All eyes will be on Pimlico in the middle of May, as the Preakness Stakes forms the second leg of the Triple Crown in the United States. 

The course is home to a number of prestigious races throughout the season, but none are as recognizable as the Preakness Stakes. You can find a complete Preakness Stakes betting guide by TwinSpires here and if you want to know everything else about the ‘Old Hilltop’ check the fun facts and history below.

Early History

Pimlico has been a famous course for racing since officially opening its doors for the very first time in October 1870 when the first big race was the Dinner Party Stakes. That race day was attended by over 12,000 people, as they watched Preakness win the big race at the track. The horse’s achievement was later honored as the Preakness Stakes was named in 1873. 

One of the big race meetings at the track was introduced in 1937, as the Pimlico Special was introduced. The first Special was won by War Admiral before the famous meeting between the same horse and Seabiscuit took place the following year. Seabiscuit would win the legendary race in front of a huge crowd of 43,000 spectators. 

Off course, it has also played a significant role in the area, as Pimlico has survived many historical events. Among those include the 1904 Great Fire of Baltimore, a number of Baltimore riots, and the Great Depression in the 1930s. 

Preakness Stakes

The biggest race day of the year comes as the second leg of the Triple Crown is staged at Pimlico. The Preakness Stakes is one of the most interesting races of the season, as bettors must weigh up whether to stick with Kentucky Derby runners just two weeks after the race at Churchill Downs or choose a fresher horse that has had extra preparation time since their previous run.

One of the most successful Preakness Stakes in history was run in 2007, as the attendance for the day was 121,263, which smashed the record for most people watching a sporting event in Baltimore. It was also reported that more than $87 million was bet on that day. 

The speed record in the Preakness Stakes is still held by Secretariat, who won over the 1 3/16 mile distance in 1:53. Meanwhile, the leading trainers are Bob Baffert and R. Wyndham Walden, who have both won the second Triple Crown race of the season on seven occasions. It isn’t just the colts that have shone at Pimlico either, as six fillies have won the Preakness, including Swiss Skydiver, who was the most recent winner in 2020. 

Other Graded Races

While the eyes of the world are on Pimlico for the Preakness, it is by no means the only graded race that is staged at the track. There are two high-quality Grade 2s that are run at Pimlico annually, and they are the Dinner Party Stakes and the Black-Eyed Susan Stakes. The latter is run by fillies aged three over a distance of 1 1/8 miles, and was won in 2021 by Army Wife for Michael Maker.

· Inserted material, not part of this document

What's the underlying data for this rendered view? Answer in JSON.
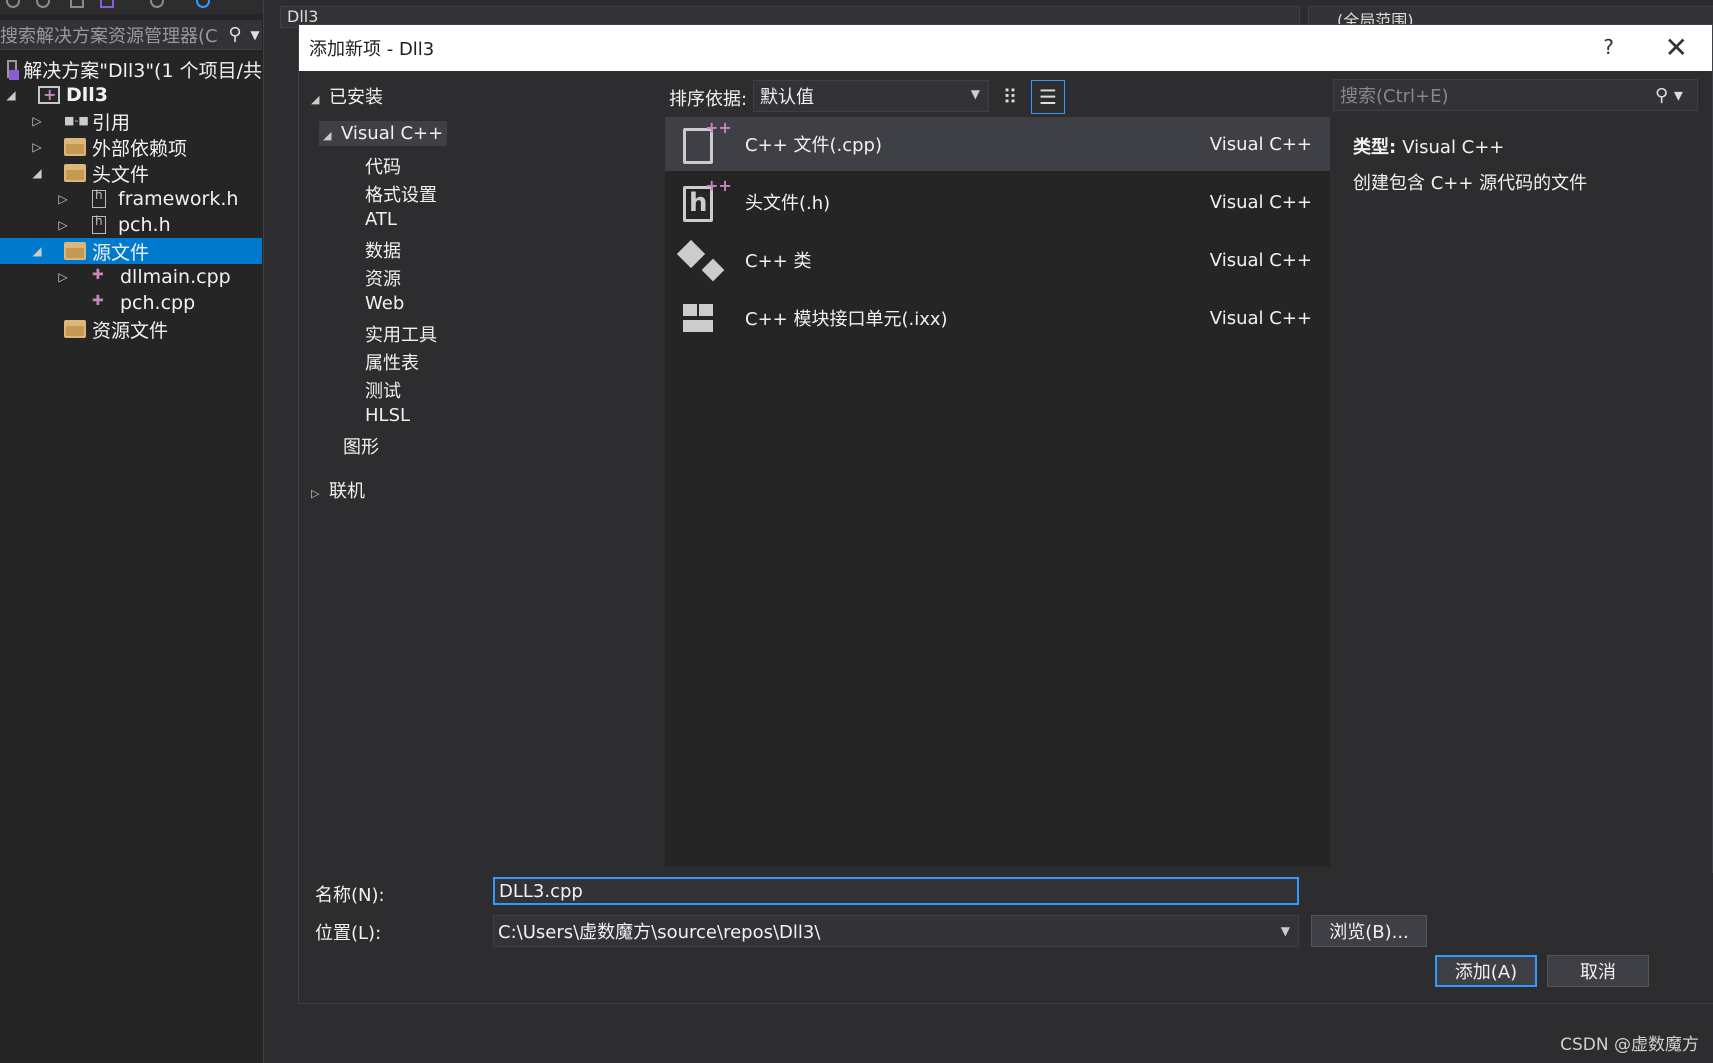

The Pimlico Special is one of six Grade 3s that are run at the track annually. Meanwhile, the others are the Gallorette Stakes, Chick Lang Stakes and Miss Preakness Stakes. The two more recent Grade 3s to be added to the calendar are the Maryland Sprint Stakes, which was introduced in 1987, and the Allaire duPoint Distaff Stakes, which was established in 1992. There are also a number of listed stakes races that take place at the track, and these include the Henry S. Clark Stakes, Shine Again Stakes and The Very One Stakes.